Ron Paul, the libertarian congressman from Texas, whom nobody ever confused with a me-too Republican, has proposed a health care reform that deserves the name "reform."
It's almost certain not to get anywhere, though. Which might be a mercy. Americans might risk broken arms reaching for it too fast.
It's this. Whatever a family has to pay for the doctor, the hospital, the pills or the shots, it could deduct on their federal tax return.
Get that? A 100 percent tax credit on health care costs. Socialized medicine turned inside out, you might say.
Instead of the government taking care of us, we take care of ourselves. And by just that amount, lowering our tax bills.
The screams in Washington might be heard clear to Pittsburgh, where the congressman who marches to his own drummer grew up in suburban Munhall. Pangs of tax starvation would grip the Treasury. Rep. Paul, a retired physician, would treat that malady by putting Uncle Sam on a severe spending diet. In short, a snowball's chance.

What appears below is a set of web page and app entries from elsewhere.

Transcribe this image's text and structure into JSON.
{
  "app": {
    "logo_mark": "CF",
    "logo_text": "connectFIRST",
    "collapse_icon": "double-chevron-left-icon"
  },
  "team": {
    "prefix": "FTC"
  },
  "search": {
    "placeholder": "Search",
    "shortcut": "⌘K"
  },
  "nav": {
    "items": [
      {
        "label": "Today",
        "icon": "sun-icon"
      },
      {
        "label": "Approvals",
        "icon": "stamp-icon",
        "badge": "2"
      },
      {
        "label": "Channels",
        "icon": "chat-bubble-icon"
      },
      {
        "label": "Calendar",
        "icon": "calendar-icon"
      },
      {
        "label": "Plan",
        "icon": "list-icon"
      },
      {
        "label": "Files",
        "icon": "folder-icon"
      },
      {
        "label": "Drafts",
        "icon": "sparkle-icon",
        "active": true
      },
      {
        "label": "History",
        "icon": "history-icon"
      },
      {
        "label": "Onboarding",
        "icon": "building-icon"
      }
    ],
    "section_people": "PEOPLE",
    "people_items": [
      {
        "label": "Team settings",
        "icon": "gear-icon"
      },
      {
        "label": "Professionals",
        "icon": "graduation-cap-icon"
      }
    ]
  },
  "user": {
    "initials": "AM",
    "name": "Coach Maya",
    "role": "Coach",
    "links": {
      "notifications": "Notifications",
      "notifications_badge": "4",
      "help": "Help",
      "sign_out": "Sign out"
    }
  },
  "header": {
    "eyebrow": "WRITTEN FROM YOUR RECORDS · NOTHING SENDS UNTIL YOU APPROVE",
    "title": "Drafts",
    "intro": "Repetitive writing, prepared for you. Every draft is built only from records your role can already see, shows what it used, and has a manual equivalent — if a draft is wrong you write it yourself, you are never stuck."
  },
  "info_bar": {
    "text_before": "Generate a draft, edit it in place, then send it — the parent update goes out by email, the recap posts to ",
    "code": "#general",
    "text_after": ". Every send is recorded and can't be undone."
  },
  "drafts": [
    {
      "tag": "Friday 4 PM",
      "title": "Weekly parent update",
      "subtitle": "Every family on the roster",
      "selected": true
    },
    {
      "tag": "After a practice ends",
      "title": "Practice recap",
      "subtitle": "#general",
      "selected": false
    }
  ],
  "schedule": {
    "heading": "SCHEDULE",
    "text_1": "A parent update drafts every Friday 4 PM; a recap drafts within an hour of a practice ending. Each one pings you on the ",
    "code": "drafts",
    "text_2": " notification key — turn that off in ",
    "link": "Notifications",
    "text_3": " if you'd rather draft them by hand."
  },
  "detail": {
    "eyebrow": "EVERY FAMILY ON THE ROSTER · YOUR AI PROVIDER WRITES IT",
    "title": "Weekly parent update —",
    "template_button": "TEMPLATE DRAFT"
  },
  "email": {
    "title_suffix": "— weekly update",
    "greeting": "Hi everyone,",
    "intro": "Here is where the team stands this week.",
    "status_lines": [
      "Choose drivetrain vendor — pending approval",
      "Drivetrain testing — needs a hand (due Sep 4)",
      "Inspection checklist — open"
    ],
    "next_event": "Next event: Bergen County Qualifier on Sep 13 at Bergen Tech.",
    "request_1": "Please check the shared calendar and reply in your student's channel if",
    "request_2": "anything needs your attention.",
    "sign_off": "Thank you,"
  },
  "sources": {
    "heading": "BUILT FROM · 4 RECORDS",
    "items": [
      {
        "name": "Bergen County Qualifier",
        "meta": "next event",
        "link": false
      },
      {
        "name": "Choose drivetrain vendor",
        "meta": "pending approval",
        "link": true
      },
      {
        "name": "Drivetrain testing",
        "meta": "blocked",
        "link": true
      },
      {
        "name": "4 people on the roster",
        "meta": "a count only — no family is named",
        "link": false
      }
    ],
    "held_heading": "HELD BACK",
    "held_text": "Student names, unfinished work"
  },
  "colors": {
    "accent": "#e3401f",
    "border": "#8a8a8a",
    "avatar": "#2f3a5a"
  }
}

Yet his proposed H.R. 1495, the Comprehensive Health Care Reform Act of 2009 is a useful exercise. It demonstrates how market forces might yet rope in the inflation that's stampeding toward socialism.
Paul's good health care idea won't ever survive - Pittsburgh Tribune-Review